"Well, they have the same thing at stake that we do, fight or no fight," Torre said. "You don't need to get motivated to win a Game 7. And that's what, basically, this is tomorrow."

Canada skipper Ernie Whitt echoed those sentiments. He was already looking forward to Sunday's game after the end of Saturday's controversial affair.

"We have accomplished one step of that right now, and we have got one more step to go," Whitt said. "It's going to be a tough task, but we know what we have to do and we'll be ready."

Minnesota slugger Justin Morneau, who had four hits on Saturday for Canada, said his club wouldn't carry over negativity from one day to the next.

"We didn't bring yesterday's game into today's game, and we won't bring today's game into tomorrow's game," Morneau said Saturday. "We'll start over again, and hopefully it's a good, clean game, but you never know what's going to happen."

Phillips said he hopes what happens looks a lot like what happened for Team USA on Saturday.

"It's a good feeling just knowing that we have a chance to really go to Miami," Phillips said.

"It feels good. Just the way we played today, it was beautiful. Hopefully, we can take that into the game tomorrow and try to get a win, because we really want this bad."

United States: Bullpen well-rested
The Americans got a break Saturday when Nationals starter Ross Detwiler spared the club's bullpen by finishing off the game with four scoreless innings, setting up Torre's relief corps well for Sunday.

"That was our plan," Torre said. "We were going to use Detwiler to piggyback, and I love the way he pitched. It would have been nice if he had about another eight or nine more pitches, because again, our goal is to make sure these guys get the work they need so when we do return them to their clubs, that they're at the part of Spring Training they need to be. But he was great. But this was our plan and we were hoping for this result, obviously."

Canada: Taillon ready for task
Taillon was the second overall pick in the 2010 First-Year Player Draft.
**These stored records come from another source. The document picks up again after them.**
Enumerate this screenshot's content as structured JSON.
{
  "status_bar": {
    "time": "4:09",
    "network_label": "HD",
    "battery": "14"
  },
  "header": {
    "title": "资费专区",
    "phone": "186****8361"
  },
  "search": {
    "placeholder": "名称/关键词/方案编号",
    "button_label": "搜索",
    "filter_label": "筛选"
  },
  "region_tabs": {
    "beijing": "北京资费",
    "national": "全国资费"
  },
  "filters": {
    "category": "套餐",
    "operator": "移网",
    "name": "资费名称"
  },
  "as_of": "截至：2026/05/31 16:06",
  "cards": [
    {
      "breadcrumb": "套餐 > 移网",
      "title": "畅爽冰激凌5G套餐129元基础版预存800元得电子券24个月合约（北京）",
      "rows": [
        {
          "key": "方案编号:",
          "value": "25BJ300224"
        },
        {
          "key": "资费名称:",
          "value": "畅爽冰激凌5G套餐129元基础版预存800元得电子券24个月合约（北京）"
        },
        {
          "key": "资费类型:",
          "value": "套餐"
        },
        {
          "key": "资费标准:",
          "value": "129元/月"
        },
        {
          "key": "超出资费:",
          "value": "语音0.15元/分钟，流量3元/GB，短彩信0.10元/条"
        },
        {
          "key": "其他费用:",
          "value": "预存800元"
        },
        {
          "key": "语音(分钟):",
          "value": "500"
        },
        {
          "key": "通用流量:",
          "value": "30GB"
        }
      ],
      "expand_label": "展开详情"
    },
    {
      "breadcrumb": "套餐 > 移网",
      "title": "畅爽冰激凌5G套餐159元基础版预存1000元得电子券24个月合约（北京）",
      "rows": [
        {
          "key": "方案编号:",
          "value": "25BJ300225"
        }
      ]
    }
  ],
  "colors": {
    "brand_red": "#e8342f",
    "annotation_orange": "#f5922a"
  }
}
The 6-foot-6 right-hander was 9-8 with a 3.55 ERA in stints at Class A and Double-A last year and is ranked as the 15th-best overall prospect in baseball, according to MLB.com.
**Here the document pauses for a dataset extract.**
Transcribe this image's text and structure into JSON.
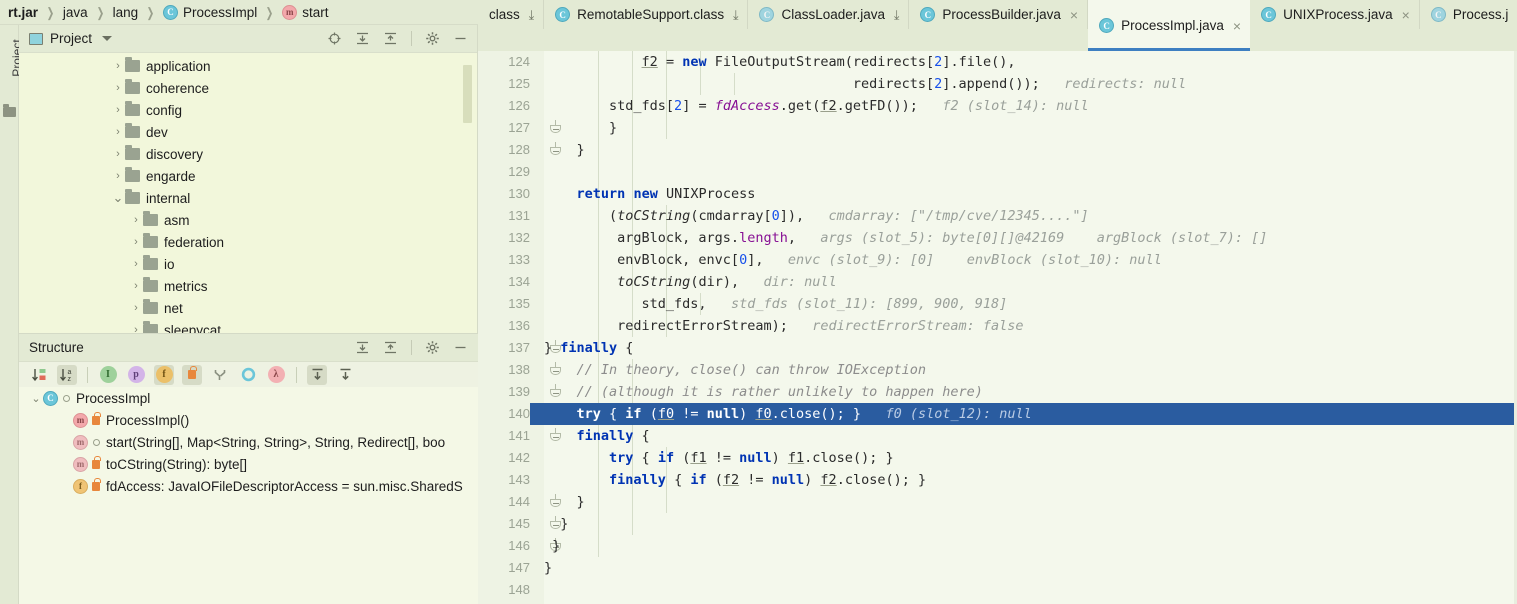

"I'm excited to be here," Taillon said. "I'm really excited that I got such a great opportunity on such a big stage. I'm really looking forward to it. Going into it, [I've] just got an attitude that we got nothing to lose, go out there, give it everything and it's in our hands now. We've got to do what we can do."

Worth noting
Although three Canadian players -- Pete Orr, Rene Tosoni and Jay Johnson -- were ejected from Saturday's game, none have been suspended from the Classic. Mexico, which had four players thrown out of the game, was eliminated when the United States beat Italy.

Late Saturday night, World Baseball Classic, Inc., issued the following statement about the fight: "We are extremely disappointed in the bench-clearing incident that marred the conclusion of today's game between Canada and Mexico. The episode runs counter to the spirit of sportsmanship and respectful competition for which the World Baseball Classic has stood throughout its history.

"After communicating with both the Mexican and Canadian baseball federations this evening, we are aware of the perspectives held by both sides in a competitive environment. Nevertheless, we relayed to both teams that such an altercation is inappropriate under any circumstances and has no place in baseball.

"Because at least one club -- and potentially both -- will not advance to the second round, WBCI has determined that disciplinary measures would not have a meaningful corrective impact. Thus, discipline will not be imposed beyond today's seven game ejections. It is our firm expectation that the members of Team Mexico, Team Canada and all the tournament's participating teams will learn from this incident and set a better example -- one that befits the sport they share -- in the future."